PhonePe has completed its move to move its headquarters from Singapore to India. The process to move PhonePe’s headquarters back to India had begun earlier this year, and has now concluded. The move was a part of a corporate restructuring which saw PhonePe become a separate entity from its parent company, Flipkart.
“Setting up (Flipkart and PhonePe) as separate entities will also provide value and create new opportunities for investors to participate in the Indian tech ecosystem – helping unlock and maximize enterprise value for shareholders of the two companies,” the two companies said in a joint statement. “As part of this transaction, existing Flipkart Singapore and PhonePe Singapore shareholders, led by Walmart, have purchased shares directly in PhonePe India. This also completes the move to make PhonePe a fully India-domiciled company, a process that started earlier this year,” the statement added.
PhonePe and Flipkart have had a curious on-off relationship. In December 2015, two Flipkart engineers, Sameer Nigam and Rahul Chari, had quit Flipkart to launch a new payments app they named PhonePe. But just five months later, in April 2016, Flipkart had acquired PhonePe for $20 million. As demonetization was announced in November 2016, PhonePe had been one of the first few apps to come up with a UPI solution, and it maintains this lead to this day, currently accounting for more than 40% of India’s UPI transactions. As PhonePe accumulated users and expanded its product portfolio, it grew to be alone worth as much $12 billion, which makes it India’s highest-valued fintech startup. But come 2022, Flipkart has parted ways with PhonePe, and the two are separate entities again.

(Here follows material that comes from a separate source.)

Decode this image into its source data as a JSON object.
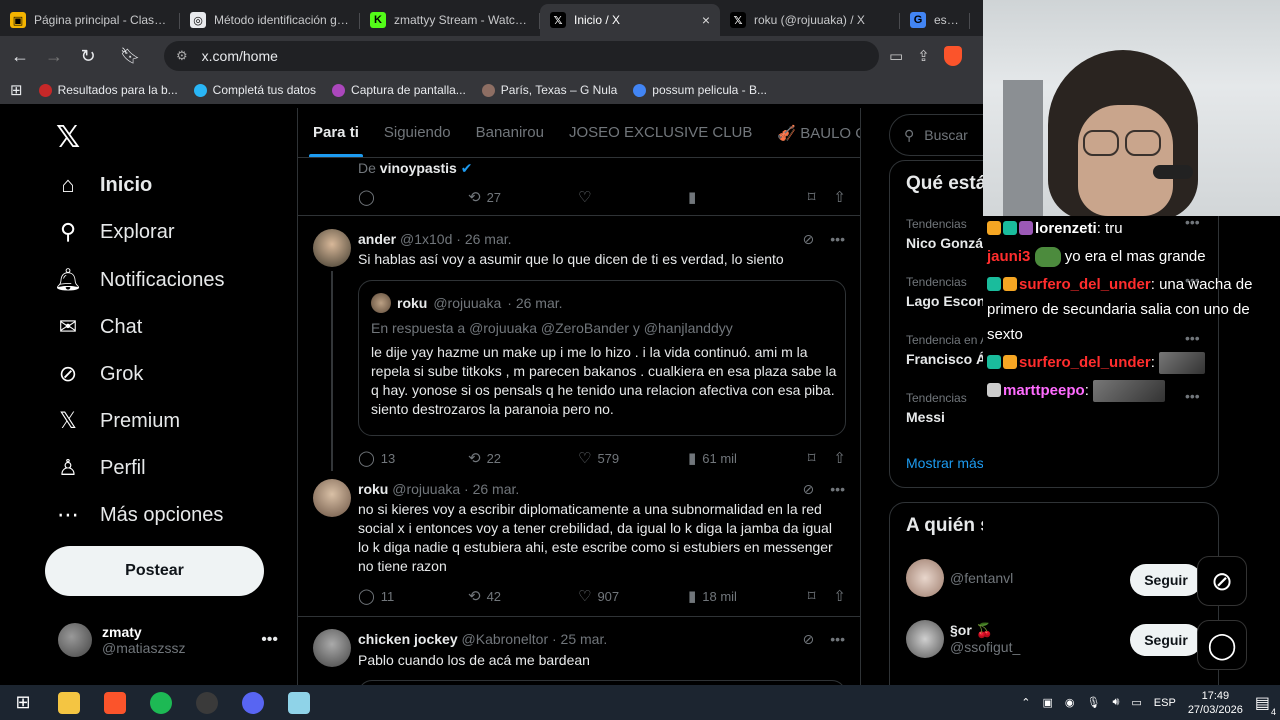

Crucially, this has also led to PhonePe moving its headquarters back to India A move back to India could help the company with its IPO plans, and also help it steer clear of regulatory hurdles that foreign firms might face in the fintech sector. “We are a made-in-India company,” PhonePe CEO Sameer Nigam had said earlier this year. “Every office, data centre, and employee of ours is here. There is no reason why we should not contribute to wealth creation in this market,” he had added.
PhonePe is bucking a trend that has persisted for several years — as many as 20% of “Indian” unicorns are headquartered abroad, including Fractal Analytics, Amagi, CommerceIQ, Hasura, BrowserStack, ChargeBee, Mindtickle, GupShup and others. These startups have moved abroad for a variety of reasons, including tax savings, ease in raising funds, and ease pf regulatory processes. But over the last few years, the Indian government has been looking to woo these startups back to India, and has even liberalized rules for these companies to go public in India. PhonePe is one of India’s most recognizable startups, and also one of its most valuable, and its homecoming could spur many other Indian startups to similarly return to their country of origin.